Copy the entries exactly. Leave out any pictures.

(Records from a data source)
Start of Block
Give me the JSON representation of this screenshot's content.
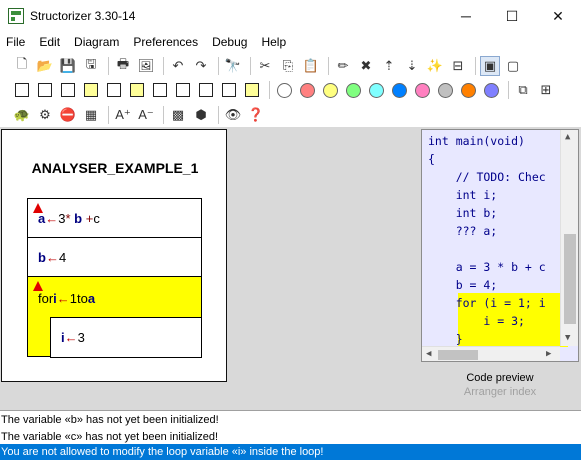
{
  "window": {
    "title": "Structorizer 3.30-14",
    "minimize_label": "─",
    "maximize_label": "☐",
    "close_label": "✕"
  },
  "menu": [
    "File",
    "Edit",
    "Diagram",
    "Preferences",
    "Debug",
    "Help"
  ],
  "toolbar_icons": {
    "row1": [
      "new-file-icon",
      "open-folder-icon",
      "save-icon",
      "save-all-icon",
      "print-icon",
      "export-picture-icon",
      "undo-icon",
      "redo-icon",
      "find-icon",
      "cut-icon",
      "copy-icon",
      "paste-icon",
      "edit-element-icon",
      "delete-element-icon",
      "move-up-icon",
      "move-down-icon",
      "transmute-icon",
      "collapse-icon",
      "unboxed-view-icon",
      "boxed-view-icon"
    ],
    "row2": [
      "add-instruction-icon",
      "add-alternative-icon",
      "add-case-icon",
      "add-for-loop-icon",
      "add-while-loop-icon",
      "add-repeat-loop-icon",
      "add-forever-loop-icon",
      "add-call-icon",
      "add-jump-icon",
      "add-parallel-icon",
      "add-try-icon"
    ],
    "colors": [
      "#ffffff",
      "#ff8080",
      "#ffff80",
      "#80ff80",
      "#80ffff",
      "#0080ff",
      "#ff80c0",
      "#c0c0c0",
      "#ff8000",
      "#8080ff"
    ],
    "row3": [
      "run-turtle-icon",
      "executor-gear-icon",
      "code-analyser-stop-icon",
      "switch-text-icon",
      "font-up-icon",
      "font-down-icon",
      "paint-3d-icon",
      "dark-box-icon",
      "hide-icon",
      "about-help-icon"
    ]
  },
  "diagram": {
    "title": "ANALYSER_EXAMPLE_1",
    "elements": [
      {
        "kind": "instruction",
        "var": "a",
        "arrow": "←",
        "rest_a": " 3 ",
        "op1": "*",
        "var2": "b",
        "op2": "+",
        "rest_b": " c"
      },
      {
        "kind": "instruction",
        "var": "b",
        "arrow": "←",
        "rest_a": " 4"
      },
      {
        "kind": "for",
        "kw_for": "for ",
        "var": "i",
        "arrow": "←",
        "rest_a": " 1 ",
        "kw_to": "to ",
        "var2": "a"
      },
      {
        "kind": "instruction",
        "var": "i",
        "arrow": "←",
        "rest_a": " 3"
      }
    ]
  },
  "code_preview": {
    "lines": [
      "int main(void)",
      "{",
      "    // TODO: Chec",
      "    int i;",
      "    int b;",
      "    ??? a;",
      "",
      "    a = 3 * b + c",
      "    b = 4;",
      "    for (i = 1; i",
      "        i = 3;",
      "    }"
    ],
    "highlighted_lines": [
      9,
      10,
      11
    ],
    "scroll_up": "▲",
    "scroll_down": "▼",
    "scroll_left": "◀",
    "scroll_right": "▶",
    "tab_active": "Code preview",
    "tab_inactive": "Arranger index"
  },
  "messages": [
    {
      "text": "The variable «b» has not yet been initialized!",
      "selected": false
    },
    {
      "text": "The variable «c» has not yet been initialized!",
      "selected": false
    },
    {
      "text": "You are not allowed to modify the loop variable «i» inside the loop!",
      "selected": true
    }
  ],
  "colors": {
    "selection": "#0078d7",
    "for_loop_fill": "#ffff00",
    "code_background": "#e8e8ff",
    "workspace": "#d9d9d9"
  }
}
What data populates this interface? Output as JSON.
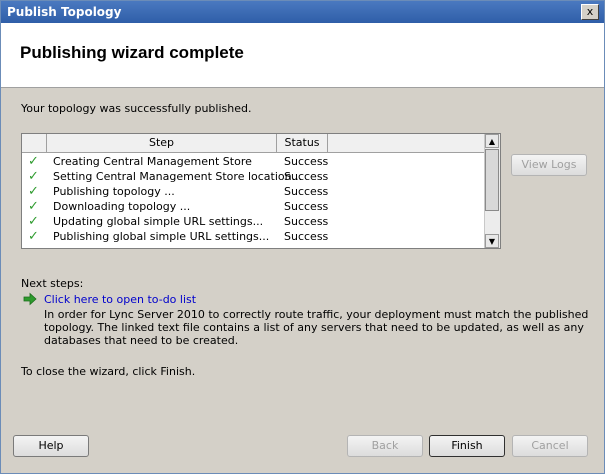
{
  "window": {
    "title": "Publish Topology",
    "close_glyph": "x"
  },
  "header": {
    "heading": "Publishing wizard complete"
  },
  "status_message": "Your topology was successfully published.",
  "list": {
    "columns": {
      "step": "Step",
      "status": "Status"
    },
    "rows": [
      {
        "step": "Creating Central Management Store",
        "status": "Success"
      },
      {
        "step": "Setting Central Management Store location...",
        "status": "Success"
      },
      {
        "step": "Publishing topology ...",
        "status": "Success"
      },
      {
        "step": "Downloading topology ...",
        "status": "Success"
      },
      {
        "step": "Updating global simple URL settings...",
        "status": "Success"
      },
      {
        "step": "Publishing global simple URL settings...",
        "status": "Success"
      }
    ],
    "check_glyph": "✓",
    "scroll_up_glyph": "▲",
    "scroll_down_glyph": "▼"
  },
  "buttons": {
    "view_logs": "View Logs",
    "help": "Help",
    "back": "Back",
    "finish": "Finish",
    "cancel": "Cancel"
  },
  "next_steps": {
    "label": "Next steps:",
    "link": "Click here to open to-do list",
    "description": "In order for Lync Server 2010 to correctly route traffic, your deployment must match the published topology. The linked text file contains a list of any servers that need to be updated, as well as any databases that need to be created."
  },
  "close_message": "To close the wizard, click Finish.",
  "colors": {
    "title_bar": "#2f5ea8",
    "check": "#2e9b2e",
    "link": "#0000cc",
    "arrow": "#2e9b2e"
  }
}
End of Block
(Output of the exercise):
Give me the JSON representation of this screenshot's content.
{
  "window": {
    "title": "Structorizer 3.30-14",
    "minimize_label": "─",
    "maximize_label": "☐",
    "close_label": "✕"
  },
  "menu": [
    "File",
    "Edit",
    "Diagram",
    "Preferences",
    "Debug",
    "Help"
  ],
  "toolbar_icons": {
    "row1": [
      "new-file-icon",
      "open-folder-icon",
      "save-icon",
      "save-all-icon",
      "print-icon",
      "export-picture-icon",
      "undo-icon",
      "redo-icon",
      "find-icon",
      "cut-icon",
      "copy-icon",
      "paste-icon",
      "edit-element-icon",
      "delete-element-icon",
      "move-up-icon",
      "move-down-icon",
      "transmute-icon",
      "collapse-icon",
      "unboxed-view-icon",
      "boxed-view-icon"
    ],
    "row2": [
      "add-instruction-icon",
      "add-alternative-icon",
      "add-case-icon",
      "add-for-loop-icon",
      "add-while-loop-icon",
      "add-repeat-loop-icon",
      "add-forever-loop-icon",
      "add-call-icon",
      "add-jump-icon",
      "add-parallel-icon",
      "add-try-icon"
    ],
    "colors": [
      "#ffffff",
      "#ff8080",
      "#ffff80",
      "#80ff80",
      "#80ffff",
      "#0080ff",
      "#ff80c0",
      "#c0c0c0",
      "#ff8000",
      "#8080ff"
    ],
    "row3": [
      "run-turtle-icon",
      "executor-gear-icon",
      "code-analyser-stop-icon",
      "switch-text-icon",
      "font-up-icon",
      "font-down-icon",
      "paint-3d-icon",
      "dark-box-icon",
      "hide-icon",
      "about-help-icon"
    ]
  },
  "diagram": {
    "title": "ANALYSER_EXAMPLE_1",
    "elements": [
      {
        "kind": "instruction",
        "var": "a",
        "arrow": "←",
        "rest_a": " 3 ",
        "op1": "*",
        "var2": "b",
        "op2": "+",
        "rest_b": " c"
      },
      {
        "kind": "instruction",
        "var": "b",
        "arrow": "←",
        "rest_a": " 4"
      },
      {
        "kind": "for",
        "kw_for": "for ",
        "var": "i",
        "arrow": "←",
        "rest_a": " 1 ",
        "kw_to": "to ",
        "var2": "a"
      },
      {
        "kind": "instruction",
        "var": "i",
        "arrow": "←",
        "rest_a": " 3"
      }
    ]
  },
  "code_preview": {
    "lines": [
      "int main(void)",
      "{",
      "    // TODO: Chec",
      "    int i;",
      "    int b;",
      "    ??? a;",
      "",
      "    a = 3 * b + c",
      "    b = 4;",
      "    for (i = 1; i",
      "        i = 3;",
      "    }"
    ],
    "highlighted_lines": [
      9,
      10,
      11
    ],
    "scroll_up": "▲",
    "scroll_down": "▼",
    "scroll_left": "◀",
    "scroll_right": "▶",
    "tab_active": "Code preview",
    "tab_inactive": "Arranger index"
  },
  "messages": [
    {
      "text": "The variable «b» has not yet been initialized!",
      "selected": false
    },
    {
      "text": "The variable «c» has not yet been initialized!",
      "selected": false
    },
    {
      "text": "You are not allowed to modify the loop variable «i» inside the loop!",
      "selected": true
    }
  ],
  "colors": {
    "selection": "#0078d7",
    "for_loop_fill": "#ffff00",
    "code_background": "#e8e8ff",
    "workspace": "#d9d9d9"
  }
}
What data populates this interface? Output as JSON.
{
  "window": {
    "title": "Publish Topology",
    "close_glyph": "x"
  },
  "header": {
    "heading": "Publishing wizard complete"
  },
  "status_message": "Your topology was successfully published.",
  "list": {
    "columns": {
      "step": "Step",
      "status": "Status"
    },
    "rows": [
      {
        "step": "Creating Central Management Store",
        "status": "Success"
      },
      {
        "step": "Setting Central Management Store location...",
        "status": "Success"
      },
      {
        "step": "Publishing topology ...",
        "status": "Success"
      },
      {
        "step": "Downloading topology ...",
        "status": "Success"
      },
      {
        "step": "Updating global simple URL settings...",
        "status": "Success"
      },
      {
        "step": "Publishing global simple URL settings...",
        "status": "Success"
      }
    ],
    "check_glyph": "✓",
    "scroll_up_glyph": "▲",
    "scroll_down_glyph": "▼"
  },
  "buttons": {
    "view_logs": "View Logs",
    "help": "Help",
    "back": "Back",
    "finish": "Finish",
    "cancel": "Cancel"
  },
  "next_steps": {
    "label": "Next steps:",
    "link": "Click here to open to-do list",
    "description": "In order for Lync Server 2010 to correctly route traffic, your deployment must match the published topology. The linked text file contains a list of any servers that need to be updated, as well as any databases that need to be created."
  },
  "close_message": "To close the wizard, click Finish.",
  "colors": {
    "title_bar": "#2f5ea8",
    "check": "#2e9b2e",
    "link": "#0000cc",
    "arrow": "#2e9b2e"
  }
}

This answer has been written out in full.